Late-life depression is associated with premature mortality, however, little is known whether excess mortality rates of depression have changed over time. This study aims to identify and explain secular trends in excess mortality of major depressive disorder (MDD) and subthreshold depression (SUBD).
Cohort-sequential-longitudinal study of 4084 community-dwelling older adults in the Netherlands based on data from the Longitudinal Aging Study Amsterdam (LASA). Six measurement cycles were included from 1992/93 until 2008/09, each linked to the overall 5-year mortality, covering a 16-year time span. MDD and SUBD were identified using a two-stage screening procedure with the Center for Epidemiological Studies Depression Scale and the Diagnostic Interview Schedule. Age and sex were covariates. Education, health and lifestyle factors, and use of antidepressants were included as putative explanatory factors. Generalized Estimating Equations was used to investigate the association between the interaction ‘Depression × Time’ and 5-year mortality, and to find explanatory factors for the trend.
A downward trend in excess mortality of MDD was found (OR = .92, 95%-CI:.85–.99, P = .04), adjusted for age and sex, which could not be explained by education, health and lifestyle factors, nor antidepressants use.
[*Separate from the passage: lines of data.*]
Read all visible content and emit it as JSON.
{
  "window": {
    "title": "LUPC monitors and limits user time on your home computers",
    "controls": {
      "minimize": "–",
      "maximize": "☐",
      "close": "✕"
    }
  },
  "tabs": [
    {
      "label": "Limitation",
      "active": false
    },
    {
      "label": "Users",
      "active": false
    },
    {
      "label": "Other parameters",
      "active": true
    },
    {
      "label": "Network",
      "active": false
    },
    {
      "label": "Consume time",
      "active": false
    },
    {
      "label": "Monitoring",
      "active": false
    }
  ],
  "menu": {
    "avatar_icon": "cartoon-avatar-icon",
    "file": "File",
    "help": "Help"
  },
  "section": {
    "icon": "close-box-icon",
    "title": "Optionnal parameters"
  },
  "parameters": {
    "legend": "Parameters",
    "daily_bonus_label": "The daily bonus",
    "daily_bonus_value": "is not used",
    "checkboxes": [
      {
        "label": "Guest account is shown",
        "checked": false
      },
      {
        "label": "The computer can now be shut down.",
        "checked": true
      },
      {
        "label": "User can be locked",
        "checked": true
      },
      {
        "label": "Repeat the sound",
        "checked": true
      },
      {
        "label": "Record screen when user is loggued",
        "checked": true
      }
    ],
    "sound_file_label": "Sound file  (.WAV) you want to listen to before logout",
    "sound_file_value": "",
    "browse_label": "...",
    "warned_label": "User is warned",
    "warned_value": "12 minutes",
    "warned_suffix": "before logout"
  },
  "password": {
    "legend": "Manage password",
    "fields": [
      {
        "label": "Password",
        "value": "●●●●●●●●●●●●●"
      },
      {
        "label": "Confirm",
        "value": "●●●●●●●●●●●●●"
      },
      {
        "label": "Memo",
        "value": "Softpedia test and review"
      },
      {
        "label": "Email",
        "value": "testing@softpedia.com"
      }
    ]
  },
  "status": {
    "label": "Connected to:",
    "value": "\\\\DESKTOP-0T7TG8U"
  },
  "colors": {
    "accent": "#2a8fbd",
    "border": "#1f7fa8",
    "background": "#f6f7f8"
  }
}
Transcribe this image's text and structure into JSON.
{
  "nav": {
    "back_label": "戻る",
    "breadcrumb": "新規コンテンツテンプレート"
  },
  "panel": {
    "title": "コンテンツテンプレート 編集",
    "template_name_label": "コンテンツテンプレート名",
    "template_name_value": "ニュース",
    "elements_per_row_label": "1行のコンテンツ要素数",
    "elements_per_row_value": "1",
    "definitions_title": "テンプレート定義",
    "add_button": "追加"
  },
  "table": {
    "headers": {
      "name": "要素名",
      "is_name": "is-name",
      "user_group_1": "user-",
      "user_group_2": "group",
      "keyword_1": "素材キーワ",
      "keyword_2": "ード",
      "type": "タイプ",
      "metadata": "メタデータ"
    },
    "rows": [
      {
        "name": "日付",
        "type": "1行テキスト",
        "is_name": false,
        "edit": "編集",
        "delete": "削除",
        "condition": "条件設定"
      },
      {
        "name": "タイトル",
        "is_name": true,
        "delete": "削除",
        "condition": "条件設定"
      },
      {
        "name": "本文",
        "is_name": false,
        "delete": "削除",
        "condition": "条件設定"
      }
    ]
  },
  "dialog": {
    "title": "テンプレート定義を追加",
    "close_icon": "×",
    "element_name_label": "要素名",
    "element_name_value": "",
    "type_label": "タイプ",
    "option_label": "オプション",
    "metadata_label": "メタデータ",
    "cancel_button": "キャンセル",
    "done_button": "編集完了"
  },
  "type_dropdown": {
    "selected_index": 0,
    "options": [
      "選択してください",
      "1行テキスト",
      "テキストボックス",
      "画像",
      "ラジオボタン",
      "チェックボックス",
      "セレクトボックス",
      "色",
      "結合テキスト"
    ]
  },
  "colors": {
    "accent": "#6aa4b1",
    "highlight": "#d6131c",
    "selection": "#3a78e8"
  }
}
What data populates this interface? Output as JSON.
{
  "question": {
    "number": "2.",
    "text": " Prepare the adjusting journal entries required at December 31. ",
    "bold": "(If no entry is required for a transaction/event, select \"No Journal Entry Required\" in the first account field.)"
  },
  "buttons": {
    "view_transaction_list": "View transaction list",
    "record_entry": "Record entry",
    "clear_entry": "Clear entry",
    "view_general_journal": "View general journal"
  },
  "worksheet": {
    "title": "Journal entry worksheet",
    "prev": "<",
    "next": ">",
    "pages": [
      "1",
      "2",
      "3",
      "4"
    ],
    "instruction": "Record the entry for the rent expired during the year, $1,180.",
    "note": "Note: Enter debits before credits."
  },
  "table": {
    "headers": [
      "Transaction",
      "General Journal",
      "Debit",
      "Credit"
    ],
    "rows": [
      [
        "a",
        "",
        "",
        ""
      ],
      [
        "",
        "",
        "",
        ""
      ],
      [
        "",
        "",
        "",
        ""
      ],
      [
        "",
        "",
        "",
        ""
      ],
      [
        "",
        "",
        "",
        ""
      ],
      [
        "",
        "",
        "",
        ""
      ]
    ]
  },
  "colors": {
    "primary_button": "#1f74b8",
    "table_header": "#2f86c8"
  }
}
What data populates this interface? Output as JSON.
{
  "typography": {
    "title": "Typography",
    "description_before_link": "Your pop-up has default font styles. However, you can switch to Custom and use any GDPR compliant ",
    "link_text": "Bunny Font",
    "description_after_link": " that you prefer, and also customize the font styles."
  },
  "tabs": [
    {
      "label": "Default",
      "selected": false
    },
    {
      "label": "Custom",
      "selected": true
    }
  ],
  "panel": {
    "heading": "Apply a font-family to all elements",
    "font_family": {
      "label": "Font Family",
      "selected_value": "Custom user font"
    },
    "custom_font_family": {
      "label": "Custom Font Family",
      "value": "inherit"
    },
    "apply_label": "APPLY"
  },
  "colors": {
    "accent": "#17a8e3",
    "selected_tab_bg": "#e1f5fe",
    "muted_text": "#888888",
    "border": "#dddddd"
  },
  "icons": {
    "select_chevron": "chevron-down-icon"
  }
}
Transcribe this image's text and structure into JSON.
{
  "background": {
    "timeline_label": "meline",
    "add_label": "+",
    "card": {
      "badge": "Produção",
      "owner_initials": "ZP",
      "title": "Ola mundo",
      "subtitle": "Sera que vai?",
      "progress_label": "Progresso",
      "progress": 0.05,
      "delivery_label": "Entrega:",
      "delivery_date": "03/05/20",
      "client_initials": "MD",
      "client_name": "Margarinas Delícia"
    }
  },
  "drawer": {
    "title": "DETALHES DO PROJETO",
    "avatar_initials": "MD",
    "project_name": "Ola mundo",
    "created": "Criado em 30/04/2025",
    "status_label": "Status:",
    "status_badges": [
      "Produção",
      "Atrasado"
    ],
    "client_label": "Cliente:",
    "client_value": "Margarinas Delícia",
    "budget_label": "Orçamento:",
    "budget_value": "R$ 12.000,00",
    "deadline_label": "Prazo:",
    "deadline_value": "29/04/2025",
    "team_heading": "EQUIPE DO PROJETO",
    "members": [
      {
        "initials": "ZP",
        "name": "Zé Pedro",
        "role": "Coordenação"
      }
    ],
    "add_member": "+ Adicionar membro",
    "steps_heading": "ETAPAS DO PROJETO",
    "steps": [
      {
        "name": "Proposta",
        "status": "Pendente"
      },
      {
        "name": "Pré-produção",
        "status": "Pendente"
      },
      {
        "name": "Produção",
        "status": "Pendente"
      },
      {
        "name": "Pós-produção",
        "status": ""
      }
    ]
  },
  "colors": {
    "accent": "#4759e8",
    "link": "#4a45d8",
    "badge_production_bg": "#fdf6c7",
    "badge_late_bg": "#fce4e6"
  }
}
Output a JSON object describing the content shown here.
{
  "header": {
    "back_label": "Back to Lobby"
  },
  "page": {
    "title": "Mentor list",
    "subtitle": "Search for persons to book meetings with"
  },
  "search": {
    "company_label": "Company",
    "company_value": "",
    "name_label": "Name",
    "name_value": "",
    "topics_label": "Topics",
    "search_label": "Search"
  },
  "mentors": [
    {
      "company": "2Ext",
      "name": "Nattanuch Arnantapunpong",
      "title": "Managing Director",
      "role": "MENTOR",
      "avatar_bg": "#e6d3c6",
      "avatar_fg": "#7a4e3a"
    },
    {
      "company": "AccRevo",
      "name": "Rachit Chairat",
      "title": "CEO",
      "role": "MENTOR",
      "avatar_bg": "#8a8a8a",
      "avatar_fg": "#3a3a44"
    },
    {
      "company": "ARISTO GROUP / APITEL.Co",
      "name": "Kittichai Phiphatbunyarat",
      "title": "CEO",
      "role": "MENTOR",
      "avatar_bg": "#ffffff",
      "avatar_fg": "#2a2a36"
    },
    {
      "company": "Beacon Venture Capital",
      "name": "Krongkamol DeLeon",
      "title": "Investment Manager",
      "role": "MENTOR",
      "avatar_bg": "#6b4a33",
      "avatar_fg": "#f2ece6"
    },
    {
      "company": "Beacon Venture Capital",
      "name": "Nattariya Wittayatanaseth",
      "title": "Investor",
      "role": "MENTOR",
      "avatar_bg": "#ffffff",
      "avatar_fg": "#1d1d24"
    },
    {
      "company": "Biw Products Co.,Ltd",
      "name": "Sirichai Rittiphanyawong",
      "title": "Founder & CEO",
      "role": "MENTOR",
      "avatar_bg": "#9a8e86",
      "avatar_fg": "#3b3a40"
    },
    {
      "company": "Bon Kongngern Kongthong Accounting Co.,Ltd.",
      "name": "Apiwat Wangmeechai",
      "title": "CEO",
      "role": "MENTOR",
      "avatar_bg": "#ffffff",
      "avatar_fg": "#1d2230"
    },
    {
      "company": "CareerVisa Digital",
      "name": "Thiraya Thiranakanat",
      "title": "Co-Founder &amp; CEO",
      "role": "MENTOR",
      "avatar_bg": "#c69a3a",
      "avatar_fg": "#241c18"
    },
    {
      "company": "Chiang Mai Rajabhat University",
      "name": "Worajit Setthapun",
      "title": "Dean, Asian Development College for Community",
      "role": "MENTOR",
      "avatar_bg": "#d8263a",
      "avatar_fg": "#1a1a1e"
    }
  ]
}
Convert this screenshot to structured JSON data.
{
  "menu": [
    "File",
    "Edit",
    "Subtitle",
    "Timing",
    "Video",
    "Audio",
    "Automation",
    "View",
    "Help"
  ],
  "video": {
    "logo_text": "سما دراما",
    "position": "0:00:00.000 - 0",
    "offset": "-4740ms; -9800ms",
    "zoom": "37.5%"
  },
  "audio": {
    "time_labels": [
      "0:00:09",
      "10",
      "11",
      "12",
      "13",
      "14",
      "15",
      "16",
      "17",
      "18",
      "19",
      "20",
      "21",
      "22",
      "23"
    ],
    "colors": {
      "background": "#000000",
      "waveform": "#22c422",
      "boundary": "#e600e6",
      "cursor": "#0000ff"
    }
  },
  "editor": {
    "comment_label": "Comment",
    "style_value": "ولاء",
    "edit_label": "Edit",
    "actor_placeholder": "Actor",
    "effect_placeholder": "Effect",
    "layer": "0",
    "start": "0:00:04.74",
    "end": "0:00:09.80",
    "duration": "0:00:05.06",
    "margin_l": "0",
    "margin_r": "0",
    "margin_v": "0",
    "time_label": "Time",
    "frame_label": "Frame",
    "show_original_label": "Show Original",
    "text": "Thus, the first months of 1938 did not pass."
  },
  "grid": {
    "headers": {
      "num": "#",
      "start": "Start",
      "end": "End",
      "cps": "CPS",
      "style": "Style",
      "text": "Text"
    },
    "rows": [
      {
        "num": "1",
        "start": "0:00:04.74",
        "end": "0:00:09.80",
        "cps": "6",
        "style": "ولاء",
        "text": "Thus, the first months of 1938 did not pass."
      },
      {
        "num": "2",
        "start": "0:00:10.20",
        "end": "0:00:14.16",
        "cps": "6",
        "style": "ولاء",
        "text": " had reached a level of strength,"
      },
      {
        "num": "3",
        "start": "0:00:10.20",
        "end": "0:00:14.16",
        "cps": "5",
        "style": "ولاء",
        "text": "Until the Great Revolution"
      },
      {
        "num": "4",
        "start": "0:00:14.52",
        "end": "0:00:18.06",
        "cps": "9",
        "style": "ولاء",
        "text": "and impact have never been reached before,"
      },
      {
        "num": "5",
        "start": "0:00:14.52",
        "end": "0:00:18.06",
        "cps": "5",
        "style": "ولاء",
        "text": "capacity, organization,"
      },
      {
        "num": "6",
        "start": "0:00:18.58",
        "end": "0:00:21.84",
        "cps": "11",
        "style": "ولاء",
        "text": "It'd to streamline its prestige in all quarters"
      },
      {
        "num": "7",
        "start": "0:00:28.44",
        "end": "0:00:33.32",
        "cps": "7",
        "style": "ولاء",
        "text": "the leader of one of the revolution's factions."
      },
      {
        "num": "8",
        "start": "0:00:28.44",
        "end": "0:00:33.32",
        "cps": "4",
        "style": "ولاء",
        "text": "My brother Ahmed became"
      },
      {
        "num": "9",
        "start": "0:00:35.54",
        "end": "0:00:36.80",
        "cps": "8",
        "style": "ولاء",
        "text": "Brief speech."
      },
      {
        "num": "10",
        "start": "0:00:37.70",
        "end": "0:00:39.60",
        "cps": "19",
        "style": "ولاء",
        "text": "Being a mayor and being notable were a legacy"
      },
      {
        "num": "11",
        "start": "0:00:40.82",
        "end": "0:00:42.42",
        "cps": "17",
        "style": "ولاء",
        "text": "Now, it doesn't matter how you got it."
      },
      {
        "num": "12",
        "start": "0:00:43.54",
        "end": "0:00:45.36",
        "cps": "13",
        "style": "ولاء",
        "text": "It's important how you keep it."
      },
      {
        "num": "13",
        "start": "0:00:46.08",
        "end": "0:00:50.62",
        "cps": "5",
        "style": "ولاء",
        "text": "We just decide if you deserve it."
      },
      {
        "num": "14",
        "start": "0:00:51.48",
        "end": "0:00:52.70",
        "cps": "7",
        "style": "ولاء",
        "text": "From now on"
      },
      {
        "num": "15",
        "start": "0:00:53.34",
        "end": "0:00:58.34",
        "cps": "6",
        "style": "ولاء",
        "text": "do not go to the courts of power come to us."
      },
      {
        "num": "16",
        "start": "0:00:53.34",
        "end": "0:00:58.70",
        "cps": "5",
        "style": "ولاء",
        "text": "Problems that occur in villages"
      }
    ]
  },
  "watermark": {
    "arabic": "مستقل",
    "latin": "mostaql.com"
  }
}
Sex differences in the trend were not found (P = .77). No trend in excess mortality of SUBD was found (OR = 1.01, 95%-CI: .97–1.04, P = .65).
The findings do not imply a similar trend for other countries.
The results indicate a favorable development in excess mortality of community-dwelling older adults with MDD, while those with SUBD do not show a clear trend in excess mortality.